'''
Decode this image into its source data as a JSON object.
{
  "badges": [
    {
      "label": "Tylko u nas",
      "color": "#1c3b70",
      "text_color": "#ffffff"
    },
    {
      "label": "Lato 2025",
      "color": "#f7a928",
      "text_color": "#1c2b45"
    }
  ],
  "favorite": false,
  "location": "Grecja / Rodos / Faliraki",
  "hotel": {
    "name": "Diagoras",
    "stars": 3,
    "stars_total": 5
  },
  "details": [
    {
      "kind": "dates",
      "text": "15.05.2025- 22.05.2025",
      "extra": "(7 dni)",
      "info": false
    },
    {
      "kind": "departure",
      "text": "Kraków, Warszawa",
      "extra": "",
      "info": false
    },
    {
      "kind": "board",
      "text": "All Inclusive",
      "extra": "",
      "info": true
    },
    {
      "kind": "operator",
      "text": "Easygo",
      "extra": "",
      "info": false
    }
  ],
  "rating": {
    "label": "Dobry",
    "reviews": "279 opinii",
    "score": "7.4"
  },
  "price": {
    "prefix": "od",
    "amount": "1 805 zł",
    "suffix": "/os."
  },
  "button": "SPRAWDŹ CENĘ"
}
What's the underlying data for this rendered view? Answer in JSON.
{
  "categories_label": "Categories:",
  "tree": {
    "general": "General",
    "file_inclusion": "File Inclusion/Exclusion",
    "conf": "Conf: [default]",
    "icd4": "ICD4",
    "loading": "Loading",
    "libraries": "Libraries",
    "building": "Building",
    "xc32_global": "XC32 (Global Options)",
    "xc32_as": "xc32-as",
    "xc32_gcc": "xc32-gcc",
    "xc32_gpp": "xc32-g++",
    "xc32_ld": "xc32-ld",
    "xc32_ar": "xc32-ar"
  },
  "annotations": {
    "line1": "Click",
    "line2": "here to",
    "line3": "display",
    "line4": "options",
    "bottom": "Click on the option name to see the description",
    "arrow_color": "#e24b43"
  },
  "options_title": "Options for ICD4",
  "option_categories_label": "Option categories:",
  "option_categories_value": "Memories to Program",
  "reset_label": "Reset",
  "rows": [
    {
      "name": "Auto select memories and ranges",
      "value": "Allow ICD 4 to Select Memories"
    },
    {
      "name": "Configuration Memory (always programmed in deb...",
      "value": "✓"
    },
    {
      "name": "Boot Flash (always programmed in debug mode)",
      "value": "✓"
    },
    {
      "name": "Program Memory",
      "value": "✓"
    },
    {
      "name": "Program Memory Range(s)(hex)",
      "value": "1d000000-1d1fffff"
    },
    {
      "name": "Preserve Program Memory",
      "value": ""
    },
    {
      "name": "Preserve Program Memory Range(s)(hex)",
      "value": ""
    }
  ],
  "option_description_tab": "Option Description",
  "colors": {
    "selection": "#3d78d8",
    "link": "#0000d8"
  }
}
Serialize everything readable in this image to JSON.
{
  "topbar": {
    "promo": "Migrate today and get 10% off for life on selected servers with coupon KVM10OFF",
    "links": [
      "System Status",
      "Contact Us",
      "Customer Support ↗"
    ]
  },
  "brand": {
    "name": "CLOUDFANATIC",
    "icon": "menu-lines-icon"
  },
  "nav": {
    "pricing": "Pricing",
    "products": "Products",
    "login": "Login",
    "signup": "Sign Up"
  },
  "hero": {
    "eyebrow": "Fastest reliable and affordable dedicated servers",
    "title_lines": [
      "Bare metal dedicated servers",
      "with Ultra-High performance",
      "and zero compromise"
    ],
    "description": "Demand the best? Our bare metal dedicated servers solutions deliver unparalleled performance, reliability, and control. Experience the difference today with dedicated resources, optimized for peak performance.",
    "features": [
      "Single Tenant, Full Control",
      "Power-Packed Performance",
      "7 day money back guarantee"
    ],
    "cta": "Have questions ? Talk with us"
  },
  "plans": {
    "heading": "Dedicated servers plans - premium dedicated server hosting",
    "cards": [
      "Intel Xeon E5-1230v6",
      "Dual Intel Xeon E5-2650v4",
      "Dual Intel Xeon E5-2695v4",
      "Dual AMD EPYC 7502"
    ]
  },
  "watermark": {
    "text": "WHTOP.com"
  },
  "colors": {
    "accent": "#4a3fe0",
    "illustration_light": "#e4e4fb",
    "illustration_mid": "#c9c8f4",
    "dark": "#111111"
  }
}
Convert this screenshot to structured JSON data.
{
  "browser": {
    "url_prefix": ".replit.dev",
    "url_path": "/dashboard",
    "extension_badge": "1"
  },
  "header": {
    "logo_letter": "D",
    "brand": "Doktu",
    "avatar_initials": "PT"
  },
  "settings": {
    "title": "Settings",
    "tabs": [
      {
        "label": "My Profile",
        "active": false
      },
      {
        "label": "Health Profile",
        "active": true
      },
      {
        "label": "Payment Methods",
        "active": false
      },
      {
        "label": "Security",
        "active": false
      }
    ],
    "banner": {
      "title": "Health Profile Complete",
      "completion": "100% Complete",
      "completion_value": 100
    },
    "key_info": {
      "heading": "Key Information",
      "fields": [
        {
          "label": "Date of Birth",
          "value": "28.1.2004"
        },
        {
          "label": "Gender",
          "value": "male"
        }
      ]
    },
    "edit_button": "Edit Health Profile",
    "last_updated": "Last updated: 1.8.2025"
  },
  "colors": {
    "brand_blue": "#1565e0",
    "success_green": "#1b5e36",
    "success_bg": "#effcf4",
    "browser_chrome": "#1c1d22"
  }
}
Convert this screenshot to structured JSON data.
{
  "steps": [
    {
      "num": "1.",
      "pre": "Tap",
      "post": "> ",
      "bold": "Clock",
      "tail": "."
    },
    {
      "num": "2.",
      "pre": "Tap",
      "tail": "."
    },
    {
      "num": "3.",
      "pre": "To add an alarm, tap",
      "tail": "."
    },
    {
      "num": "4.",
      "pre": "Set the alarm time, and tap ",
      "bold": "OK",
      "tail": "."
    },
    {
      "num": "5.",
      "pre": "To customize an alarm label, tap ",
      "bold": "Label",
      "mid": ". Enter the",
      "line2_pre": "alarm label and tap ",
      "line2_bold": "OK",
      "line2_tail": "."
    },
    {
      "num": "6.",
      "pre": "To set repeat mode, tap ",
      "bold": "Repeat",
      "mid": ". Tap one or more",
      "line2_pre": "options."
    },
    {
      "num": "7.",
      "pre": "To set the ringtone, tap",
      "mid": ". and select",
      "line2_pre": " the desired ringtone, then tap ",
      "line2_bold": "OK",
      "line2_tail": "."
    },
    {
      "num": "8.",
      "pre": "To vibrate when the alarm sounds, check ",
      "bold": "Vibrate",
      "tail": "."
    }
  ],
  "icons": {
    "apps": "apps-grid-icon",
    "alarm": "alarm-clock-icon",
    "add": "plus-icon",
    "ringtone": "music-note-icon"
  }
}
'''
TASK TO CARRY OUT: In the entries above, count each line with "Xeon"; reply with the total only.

SOLUTION TO THE PROBLEM: 3